Samuel is nineteen years old and he moved here late last winter with his parents, my brother and his wife. They had been living in Florida and only had a small piece of winter to contend with due to their late arrival. And then it was spring, a glorious Iowa spring with the scent of black dirt and a hint of lilac and peony. But for now young Sam is experiencing the full blown frontage of an endless Iowa winter and I can understand his withdrawal and bemoaning. I am cold and bored, Sam writes on facebook.
Warm(er) days around the corner?, writes Sam. What corner, I ask. The metaphysical corner of going from Winter to Spring, is his answer. Interesting use of the language. Perhaps a bit of the poet dwells in Samuel's soul. But last night was twenty-one degrees below zero with a twenty mile-an-hour wind. Therefore, the wind chill factor indicates the air will feel like sixty degrees below zero. We have charts for this. Wind can frostbite an ear lobe in minutes and midwesterners can calculate wind chill factor in a blink of a frosted eyelash. And last night was not even a record breaker in the Iowa log of extreme temps.
Against the greyness I fight back with color. Jamaican paintings of orange and turquoise, scarlet and pecan patterns on my rugs, the fuscia scarf I had to have. I am friendly with the staff at the library and big Bubba, the ticket seller at the movie theatre. Bird feeders outside my window to watch the comedy of bird life. And get down, dude, get down. Seriously, down feathers are undefeated in the war against ice. Down coat on my back and down comforter on my bed.

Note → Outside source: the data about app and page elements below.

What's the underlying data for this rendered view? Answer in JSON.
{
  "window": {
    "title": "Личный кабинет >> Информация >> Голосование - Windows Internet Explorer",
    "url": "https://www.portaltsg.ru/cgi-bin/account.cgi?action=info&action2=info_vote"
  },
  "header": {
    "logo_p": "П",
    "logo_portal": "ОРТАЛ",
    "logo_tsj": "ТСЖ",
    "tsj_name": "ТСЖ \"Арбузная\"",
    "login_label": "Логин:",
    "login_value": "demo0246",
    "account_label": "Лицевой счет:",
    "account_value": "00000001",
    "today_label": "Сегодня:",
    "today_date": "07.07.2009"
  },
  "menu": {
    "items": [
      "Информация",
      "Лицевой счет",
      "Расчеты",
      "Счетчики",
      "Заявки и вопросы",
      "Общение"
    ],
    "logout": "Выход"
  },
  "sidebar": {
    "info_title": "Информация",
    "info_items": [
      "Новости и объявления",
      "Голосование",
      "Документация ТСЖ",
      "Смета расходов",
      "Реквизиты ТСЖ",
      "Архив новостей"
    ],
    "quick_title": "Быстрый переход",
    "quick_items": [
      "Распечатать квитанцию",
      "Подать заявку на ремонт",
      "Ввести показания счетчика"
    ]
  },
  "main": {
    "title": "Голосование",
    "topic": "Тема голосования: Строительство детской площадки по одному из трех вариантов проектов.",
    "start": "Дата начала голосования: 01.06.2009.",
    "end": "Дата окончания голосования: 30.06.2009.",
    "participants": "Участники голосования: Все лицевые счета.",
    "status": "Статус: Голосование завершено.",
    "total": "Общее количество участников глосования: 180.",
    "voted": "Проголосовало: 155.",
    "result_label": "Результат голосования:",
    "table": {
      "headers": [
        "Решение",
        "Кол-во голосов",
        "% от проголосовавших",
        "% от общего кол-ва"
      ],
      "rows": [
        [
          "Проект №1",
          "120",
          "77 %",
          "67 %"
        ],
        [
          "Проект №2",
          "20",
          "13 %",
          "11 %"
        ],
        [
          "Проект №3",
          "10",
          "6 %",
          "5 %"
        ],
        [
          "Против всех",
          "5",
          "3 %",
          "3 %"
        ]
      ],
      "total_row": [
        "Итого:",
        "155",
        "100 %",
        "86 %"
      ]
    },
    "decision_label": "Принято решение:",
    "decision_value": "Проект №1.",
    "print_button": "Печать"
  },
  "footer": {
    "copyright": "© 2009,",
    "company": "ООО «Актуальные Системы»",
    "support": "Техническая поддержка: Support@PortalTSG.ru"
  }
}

There is a certain amount of smugness that goes with surviving a winter on the prairie. We scoff at our friends and family who are snowbirds in warmer places living in trailer parks for three months and cooking meat loaves for endless potlucks. Stay away, you pitiful fair weather wusses. The real men and women live here in Iowa with their shovels and salt bags. Stay warm, Samuel, it will get better.